INFORMATION =

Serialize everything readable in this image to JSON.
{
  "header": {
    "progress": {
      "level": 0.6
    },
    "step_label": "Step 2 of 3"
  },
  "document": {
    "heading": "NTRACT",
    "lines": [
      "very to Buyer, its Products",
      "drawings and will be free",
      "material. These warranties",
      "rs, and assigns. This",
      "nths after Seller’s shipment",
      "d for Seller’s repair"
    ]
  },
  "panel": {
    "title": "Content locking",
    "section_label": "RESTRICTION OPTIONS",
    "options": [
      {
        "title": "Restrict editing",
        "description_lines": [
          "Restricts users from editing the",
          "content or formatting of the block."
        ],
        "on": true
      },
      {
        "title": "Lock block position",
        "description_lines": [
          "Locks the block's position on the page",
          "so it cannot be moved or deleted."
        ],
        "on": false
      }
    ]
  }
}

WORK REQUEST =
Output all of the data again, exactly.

SOLUTION TO THE PROBLEM =
Serialize everything readable in this image to JSON.
{
  "header": {
    "progress": {
      "level": 0.6
    },
    "step_label": "Step 2 of 3"
  },
  "document": {
    "heading": "NTRACT",
    "lines": [
      "very to Buyer, its Products",
      "drawings and will be free",
      "material. These warranties",
      "rs, and assigns. This",
      "nths after Seller’s shipment",
      "d for Seller’s repair"
    ]
  },
  "panel": {
    "title": "Content locking",
    "section_label": "RESTRICTION OPTIONS",
    "options": [
      {
        "title": "Restrict editing",
        "description_lines": [
          "Restricts users from editing the",
          "content or formatting of the block."
        ],
        "on": true
      },
      {
        "title": "Lock block position",
        "description_lines": [
          "Locks the block's position on the page",
          "so it cannot be moved or deleted."
        ],
        "on": false
      }
    ]
  }
}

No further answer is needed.